Russell Ledet, who came up with the idea to take the photo — one of a few taken that day by Abedoyin Johnson at the Whitney Plantation — wants it to capture the attention of children in classrooms worldwide.
The photo is well on its way. It’s been shared thousands of times across Instagram and Twitter since Ledet shared it with the caption, “We are our ancestors’ wildest dreams.”
“The reality of it is, this is a representation that we’re here,” Ledet, a 33-year-old second-year medical student at Tulane, told USA TODAY on Thursday. “We’re present. We’re unapologetically black and present. In white coats. You need to be able to look at that photo and take that in, accept it and be alright with it.”
‘Life-altering’ donation:UCLA medical school gets an extra $46 million from impresario David Geffen
Ledet said he got the the idea to visit the plantation with his classmates after first seeing the plantation over the summer with his daughter, who said it was “amazing” to see a black doctor in America. She added, “We’ve come a really long way,” Ledet said.
Sydney Labat, a fellow second-year medical student who also shared photos from the day, said the point was to show younger generations that what she and her classmates are doing is possible for them, too.
“This is your future in every way, shape and form,” Labat said. “You can do this. Hopefully, going through their heads is something like, ‘These people look like me.’ I think we know it’s not a secret that there aren’t, in classrooms, very many pictures of black people doing substantial things, besides being an athlete.

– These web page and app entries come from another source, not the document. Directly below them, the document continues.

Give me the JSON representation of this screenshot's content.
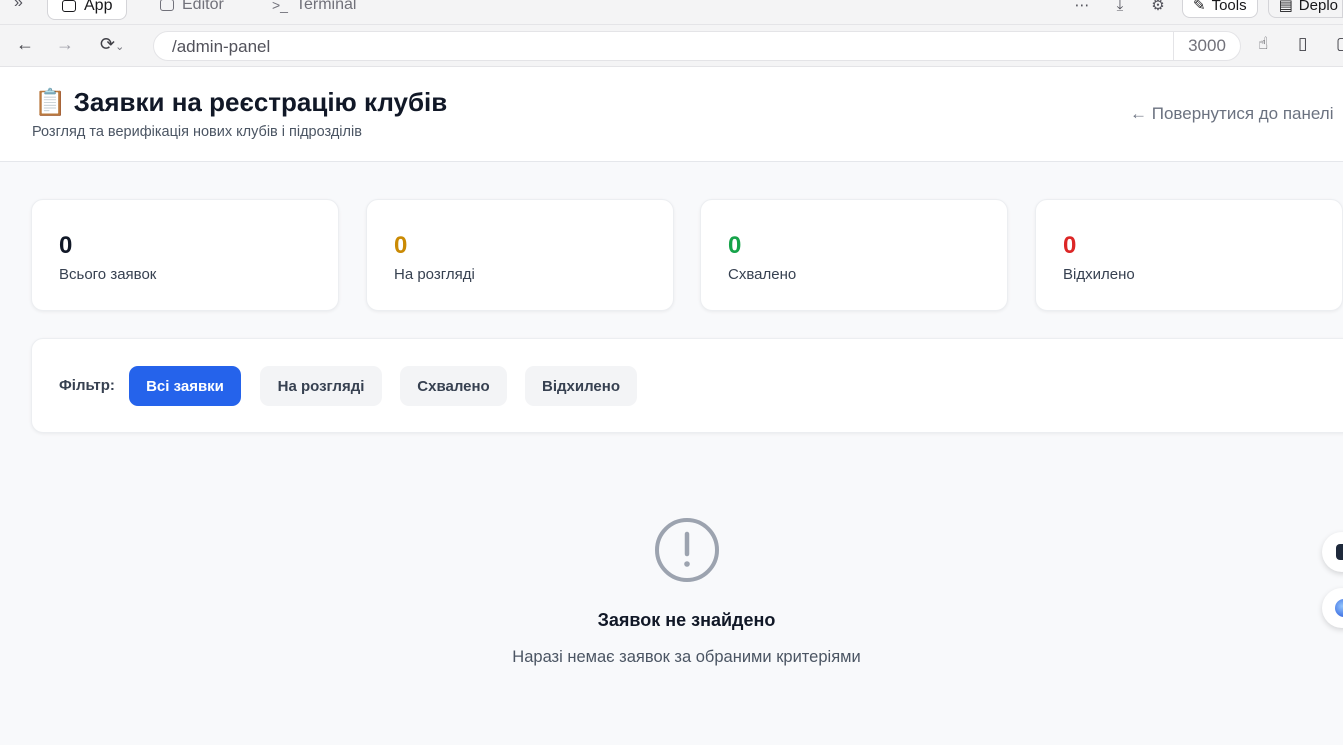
{
  "ide": {
    "tabs": [
      {
        "label": "App",
        "active": true
      },
      {
        "label": "Editor",
        "active": false
      },
      {
        "label": "Terminal",
        "active": false
      }
    ],
    "tools_label": "Tools",
    "deploy_label": "Deplo"
  },
  "browser": {
    "url": "/admin-panel",
    "port": "3000"
  },
  "header": {
    "icon": "📋",
    "title": "Заявки на реєстрацію клубів",
    "subtitle": "Розгляд та верифікація нових клубів і підрозділів",
    "back_link": "← Повернутися до панелі"
  },
  "stats": [
    {
      "value": "0",
      "label": "Всього заявок",
      "color": "#111827"
    },
    {
      "value": "0",
      "label": "На розгляді",
      "color": "#ca8a04"
    },
    {
      "value": "0",
      "label": "Схвалено",
      "color": "#16a34a"
    },
    {
      "value": "0",
      "label": "Відхилено",
      "color": "#dc2626"
    }
  ],
  "filter": {
    "label": "Фільтр:",
    "options": [
      "Всі заявки",
      "На розгляді",
      "Схвалено",
      "Відхилено"
    ],
    "selected": "Всі заявки",
    "accent": "#2563eb"
  },
  "empty": {
    "title": "Заявок не знайдено",
    "subtitle": "Наразі немає заявок за обраними критеріями"
  }
}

“Just showing them that you can be academically excellent. You can choose to enter the path of medicine with your academic excellence. You can be smart, you can be beautiful and you can be black all at the same time.”
Dr. Lee Hamm, Tulane University School of Medicine dean and senior vice president, called the pictures “powerful.”
“Our students are our greatest strength and we applaud their sense of purpose, community and service,” Hamm said in a statement to USA TODAY.
“Powerful” is what the students were aiming for, Labat said.
Grappling with the history of slavery:The blueprint for dealing with it? Some say Brown University
“It was moving to us, having the experience,” she said. “It’s moving to people around the world. We have been literally contacted by people internationally, around the globe. People from China have contacted Russell. My DMs are flooded by people from Brazil. Powerful and moving and emotional — those are all really accurate words for it.”
Ledet and Labat said they’re hoping to get 100,000 copies of the photo printed, framed and put up in classrooms. Ledet said he wants to get the people in the photo to sign the individual copies and leave messages.
The students are still trying to figure out how to do that, but they’re determined to get it done, Ledet said.
“Hundreds of teachers have already reached out to us,” Ledet said. “They want one of those framed photos. We need some sponsors to get it done.”